§ Provided records

· · · · · · ·

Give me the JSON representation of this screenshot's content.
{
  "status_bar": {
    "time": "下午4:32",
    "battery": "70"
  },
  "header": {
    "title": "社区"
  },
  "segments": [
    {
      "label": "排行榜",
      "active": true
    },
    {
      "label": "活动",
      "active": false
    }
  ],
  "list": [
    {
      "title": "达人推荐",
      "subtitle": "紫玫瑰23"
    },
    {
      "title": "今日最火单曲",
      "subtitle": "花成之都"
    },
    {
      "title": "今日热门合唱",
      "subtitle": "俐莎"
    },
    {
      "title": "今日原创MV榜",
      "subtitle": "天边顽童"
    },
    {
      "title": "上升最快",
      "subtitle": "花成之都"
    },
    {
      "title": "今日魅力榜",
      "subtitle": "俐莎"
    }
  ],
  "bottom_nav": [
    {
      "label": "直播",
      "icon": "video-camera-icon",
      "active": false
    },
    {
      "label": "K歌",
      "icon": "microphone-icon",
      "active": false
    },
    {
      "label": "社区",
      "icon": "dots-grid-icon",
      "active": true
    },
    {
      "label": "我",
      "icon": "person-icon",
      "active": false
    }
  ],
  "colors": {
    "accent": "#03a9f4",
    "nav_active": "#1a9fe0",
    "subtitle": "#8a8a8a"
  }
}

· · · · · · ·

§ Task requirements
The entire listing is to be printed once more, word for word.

§ Output below
Give me the JSON representation of this screenshot's content.
{
  "status_bar": {
    "time": "下午4:32",
    "battery": "70"
  },
  "header": {
    "title": "社区"
  },
  "segments": [
    {
      "label": "排行榜",
      "active": true
    },
    {
      "label": "活动",
      "active": false
    }
  ],
  "list": [
    {
      "title": "达人推荐",
      "subtitle": "紫玫瑰23"
    },
    {
      "title": "今日最火单曲",
      "subtitle": "花成之都"
    },
    {
      "title": "今日热门合唱",
      "subtitle": "俐莎"
    },
    {
      "title": "今日原创MV榜",
      "subtitle": "天边顽童"
    },
    {
      "title": "上升最快",
      "subtitle": "花成之都"
    },
    {
      "title": "今日魅力榜",
      "subtitle": "俐莎"
    }
  ],
  "bottom_nav": [
    {
      "label": "直播",
      "icon": "video-camera-icon",
      "active": false
    },
    {
      "label": "K歌",
      "icon": "microphone-icon",
      "active": false
    },
    {
      "label": "社区",
      "icon": "dots-grid-icon",
      "active": true
    },
    {
      "label": "我",
      "icon": "person-icon",
      "active": false
    }
  ],
  "colors": {
    "accent": "#03a9f4",
    "nav_active": "#1a9fe0",
    "subtitle": "#8a8a8a"
  }
}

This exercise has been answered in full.